Records shown.
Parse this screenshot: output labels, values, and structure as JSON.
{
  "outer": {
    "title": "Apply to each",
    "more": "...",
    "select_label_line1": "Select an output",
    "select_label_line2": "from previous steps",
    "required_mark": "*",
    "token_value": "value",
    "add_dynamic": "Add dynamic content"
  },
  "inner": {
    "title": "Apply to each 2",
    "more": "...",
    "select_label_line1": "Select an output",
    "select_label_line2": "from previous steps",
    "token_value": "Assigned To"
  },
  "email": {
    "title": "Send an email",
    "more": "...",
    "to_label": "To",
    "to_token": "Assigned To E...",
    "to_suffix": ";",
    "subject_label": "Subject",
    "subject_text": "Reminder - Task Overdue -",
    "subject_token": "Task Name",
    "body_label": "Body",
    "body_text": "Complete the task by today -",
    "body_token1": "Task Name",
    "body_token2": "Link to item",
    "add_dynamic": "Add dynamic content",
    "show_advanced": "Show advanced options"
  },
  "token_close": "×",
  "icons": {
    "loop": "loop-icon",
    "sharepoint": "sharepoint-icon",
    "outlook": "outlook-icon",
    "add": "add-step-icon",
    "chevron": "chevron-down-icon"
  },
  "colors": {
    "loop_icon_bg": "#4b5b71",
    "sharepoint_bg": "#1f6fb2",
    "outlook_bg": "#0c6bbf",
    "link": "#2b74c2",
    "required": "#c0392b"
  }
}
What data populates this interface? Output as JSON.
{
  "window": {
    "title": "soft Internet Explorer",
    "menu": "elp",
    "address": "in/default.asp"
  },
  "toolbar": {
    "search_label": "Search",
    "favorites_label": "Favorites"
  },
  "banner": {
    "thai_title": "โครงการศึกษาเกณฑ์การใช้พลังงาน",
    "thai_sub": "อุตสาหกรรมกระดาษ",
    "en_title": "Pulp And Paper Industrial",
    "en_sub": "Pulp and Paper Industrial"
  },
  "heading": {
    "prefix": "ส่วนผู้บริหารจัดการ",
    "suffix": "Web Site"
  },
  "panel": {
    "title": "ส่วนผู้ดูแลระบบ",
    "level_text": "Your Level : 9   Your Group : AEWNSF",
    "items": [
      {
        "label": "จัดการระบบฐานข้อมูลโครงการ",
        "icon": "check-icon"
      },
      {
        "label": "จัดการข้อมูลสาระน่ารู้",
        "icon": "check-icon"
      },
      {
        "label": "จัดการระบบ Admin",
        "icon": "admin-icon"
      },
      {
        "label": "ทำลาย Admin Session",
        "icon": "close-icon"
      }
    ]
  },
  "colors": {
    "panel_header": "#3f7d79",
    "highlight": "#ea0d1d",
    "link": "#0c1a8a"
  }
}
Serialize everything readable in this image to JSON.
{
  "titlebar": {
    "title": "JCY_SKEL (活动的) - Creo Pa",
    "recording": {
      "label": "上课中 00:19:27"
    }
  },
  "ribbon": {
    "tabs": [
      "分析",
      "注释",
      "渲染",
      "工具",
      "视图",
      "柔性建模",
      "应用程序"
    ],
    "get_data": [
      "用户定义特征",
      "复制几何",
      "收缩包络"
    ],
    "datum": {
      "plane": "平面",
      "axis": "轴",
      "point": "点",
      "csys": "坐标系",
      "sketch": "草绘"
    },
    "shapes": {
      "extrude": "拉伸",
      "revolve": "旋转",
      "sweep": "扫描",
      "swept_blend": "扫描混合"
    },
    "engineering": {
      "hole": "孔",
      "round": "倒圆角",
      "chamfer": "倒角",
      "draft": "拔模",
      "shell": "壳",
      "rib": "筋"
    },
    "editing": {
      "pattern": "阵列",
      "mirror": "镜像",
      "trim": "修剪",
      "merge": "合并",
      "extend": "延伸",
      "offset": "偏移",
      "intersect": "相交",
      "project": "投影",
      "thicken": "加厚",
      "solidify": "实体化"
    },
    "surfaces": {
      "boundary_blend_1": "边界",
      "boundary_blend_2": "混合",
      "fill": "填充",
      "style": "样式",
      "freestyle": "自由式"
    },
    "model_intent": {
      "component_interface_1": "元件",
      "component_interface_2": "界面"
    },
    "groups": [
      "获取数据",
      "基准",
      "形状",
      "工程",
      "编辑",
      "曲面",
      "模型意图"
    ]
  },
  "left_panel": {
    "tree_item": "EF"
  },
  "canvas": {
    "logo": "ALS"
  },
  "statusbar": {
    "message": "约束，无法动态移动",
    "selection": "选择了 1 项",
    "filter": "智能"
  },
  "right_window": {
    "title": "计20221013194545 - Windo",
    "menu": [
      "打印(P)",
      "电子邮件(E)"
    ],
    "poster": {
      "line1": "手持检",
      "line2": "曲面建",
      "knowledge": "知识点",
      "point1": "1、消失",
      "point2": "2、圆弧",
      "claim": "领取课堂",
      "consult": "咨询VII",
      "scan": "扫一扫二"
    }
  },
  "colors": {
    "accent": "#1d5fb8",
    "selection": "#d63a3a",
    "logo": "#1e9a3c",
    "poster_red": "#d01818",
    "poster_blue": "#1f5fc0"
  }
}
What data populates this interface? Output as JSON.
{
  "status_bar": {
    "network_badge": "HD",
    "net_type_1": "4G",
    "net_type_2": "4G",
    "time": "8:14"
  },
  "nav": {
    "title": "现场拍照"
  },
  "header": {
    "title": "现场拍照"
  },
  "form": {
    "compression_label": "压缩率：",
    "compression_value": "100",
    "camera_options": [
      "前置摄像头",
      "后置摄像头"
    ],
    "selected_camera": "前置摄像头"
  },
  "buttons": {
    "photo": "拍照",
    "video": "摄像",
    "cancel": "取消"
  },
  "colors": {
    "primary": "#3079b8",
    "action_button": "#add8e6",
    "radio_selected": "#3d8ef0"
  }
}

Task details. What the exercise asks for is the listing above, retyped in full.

Answer below.
Parse this screenshot: output labels, values, and structure as JSON.
{
  "outer": {
    "title": "Apply to each",
    "more": "...",
    "select_label_line1": "Select an output",
    "select_label_line2": "from previous steps",
    "required_mark": "*",
    "token_value": "value",
    "add_dynamic": "Add dynamic content"
  },
  "inner": {
    "title": "Apply to each 2",
    "more": "...",
    "select_label_line1": "Select an output",
    "select_label_line2": "from previous steps",
    "token_value": "Assigned To"
  },
  "email": {
    "title": "Send an email",
    "more": "...",
    "to_label": "To",
    "to_token": "Assigned To E...",
    "to_suffix": ";",
    "subject_label": "Subject",
    "subject_text": "Reminder - Task Overdue -",
    "subject_token": "Task Name",
    "body_label": "Body",
    "body_text": "Complete the task by today -",
    "body_token1": "Task Name",
    "body_token2": "Link to item",
    "add_dynamic": "Add dynamic content",
    "show_advanced": "Show advanced options"
  },
  "token_close": "×",
  "icons": {
    "loop": "loop-icon",
    "sharepoint": "sharepoint-icon",
    "outlook": "outlook-icon",
    "add": "add-step-icon",
    "chevron": "chevron-down-icon"
  },
  "colors": {
    "loop_icon_bg": "#4b5b71",
    "sharepoint_bg": "#1f6fb2",
    "outlook_bg": "#0c6bbf",
    "link": "#2b74c2",
    "required": "#c0392b"
  }
}
What data populates this interface? Output as JSON.
{
  "window": {
    "title": "soft Internet Explorer",
    "menu": "elp",
    "address": "in/default.asp"
  },
  "toolbar": {
    "search_label": "Search",
    "favorites_label": "Favorites"
  },
  "banner": {
    "thai_title": "โครงการศึกษาเกณฑ์การใช้พลังงาน",
    "thai_sub": "อุตสาหกรรมกระดาษ",
    "en_title": "Pulp And Paper Industrial",
    "en_sub": "Pulp and Paper Industrial"
  },
  "heading": {
    "prefix": "ส่วนผู้บริหารจัดการ",
    "suffix": "Web Site"
  },
  "panel": {
    "title": "ส่วนผู้ดูแลระบบ",
    "level_text": "Your Level : 9   Your Group : AEWNSF",
    "items": [
      {
        "label": "จัดการระบบฐานข้อมูลโครงการ",
        "icon": "check-icon"
      },
      {
        "label": "จัดการข้อมูลสาระน่ารู้",
        "icon": "check-icon"
      },
      {
        "label": "จัดการระบบ Admin",
        "icon": "admin-icon"
      },
      {
        "label": "ทำลาย Admin Session",
        "icon": "close-icon"
      }
    ]
  },
  "colors": {
    "panel_header": "#3f7d79",
    "highlight": "#ea0d1d",
    "link": "#0c1a8a"
  }
}
Serialize everything readable in this image to JSON.
{
  "titlebar": {
    "title": "JCY_SKEL (活动的) - Creo Pa",
    "recording": {
      "label": "上课中 00:19:27"
    }
  },
  "ribbon": {
    "tabs": [
      "分析",
      "注释",
      "渲染",
      "工具",
      "视图",
      "柔性建模",
      "应用程序"
    ],
    "get_data": [
      "用户定义特征",
      "复制几何",
      "收缩包络"
    ],
    "datum": {
      "plane": "平面",
      "axis": "轴",
      "point": "点",
      "csys": "坐标系",
      "sketch": "草绘"
    },
    "shapes": {
      "extrude": "拉伸",
      "revolve": "旋转",
      "sweep": "扫描",
      "swept_blend": "扫描混合"
    },
    "engineering": {
      "hole": "孔",
      "round": "倒圆角",
      "chamfer": "倒角",
      "draft": "拔模",
      "shell": "壳",
      "rib": "筋"
    },
    "editing": {
      "pattern": "阵列",
      "mirror": "镜像",
      "trim": "修剪",
      "merge": "合并",
      "extend": "延伸",
      "offset": "偏移",
      "intersect": "相交",
      "project": "投影",
      "thicken": "加厚",
      "solidify": "实体化"
    },
    "surfaces": {
      "boundary_blend_1": "边界",
      "boundary_blend_2": "混合",
      "fill": "填充",
      "style": "样式",
      "freestyle": "自由式"
    },
    "model_intent": {
      "component_interface_1": "元件",
      "component_interface_2": "界面"
    },
    "groups": [
      "获取数据",
      "基准",
      "形状",
      "工程",
      "编辑",
      "曲面",
      "模型意图"
    ]
  },
  "left_panel": {
    "tree_item": "EF"
  },
  "canvas": {
    "logo": "ALS"
  },
  "statusbar": {
    "message": "约束，无法动态移动",
    "selection": "选择了 1 项",
    "filter": "智能"
  },
  "right_window": {
    "title": "计20221013194545 - Windo",
    "menu": [
      "打印(P)",
      "电子邮件(E)"
    ],
    "poster": {
      "line1": "手持检",
      "line2": "曲面建",
      "knowledge": "知识点",
      "point1": "1、消失",
      "point2": "2、圆弧",
      "claim": "领取课堂",
      "consult": "咨询VII",
      "scan": "扫一扫二"
    }
  },
  "colors": {
    "accent": "#1d5fb8",
    "selection": "#d63a3a",
    "logo": "#1e9a3c",
    "poster_red": "#d01818",
    "poster_blue": "#1f5fc0"
  }
}
What data populates this interface? Output as JSON.
{
  "status_bar": {
    "network_badge": "HD",
    "net_type_1": "4G",
    "net_type_2": "4G",
    "time": "8:14"
  },
  "nav": {
    "title": "现场拍照"
  },
  "header": {
    "title": "现场拍照"
  },
  "form": {
    "compression_label": "压缩率：",
    "compression_value": "100",
    "camera_options": [
      "前置摄像头",
      "后置摄像头"
    ],
    "selected_camera": "前置摄像头"
  },
  "buttons": {
    "photo": "拍照",
    "video": "摄像",
    "cancel": "取消"
  },
  "colors": {
    "primary": "#3079b8",
    "action_button": "#add8e6",
    "radio_selected": "#3d8ef0"
  }
}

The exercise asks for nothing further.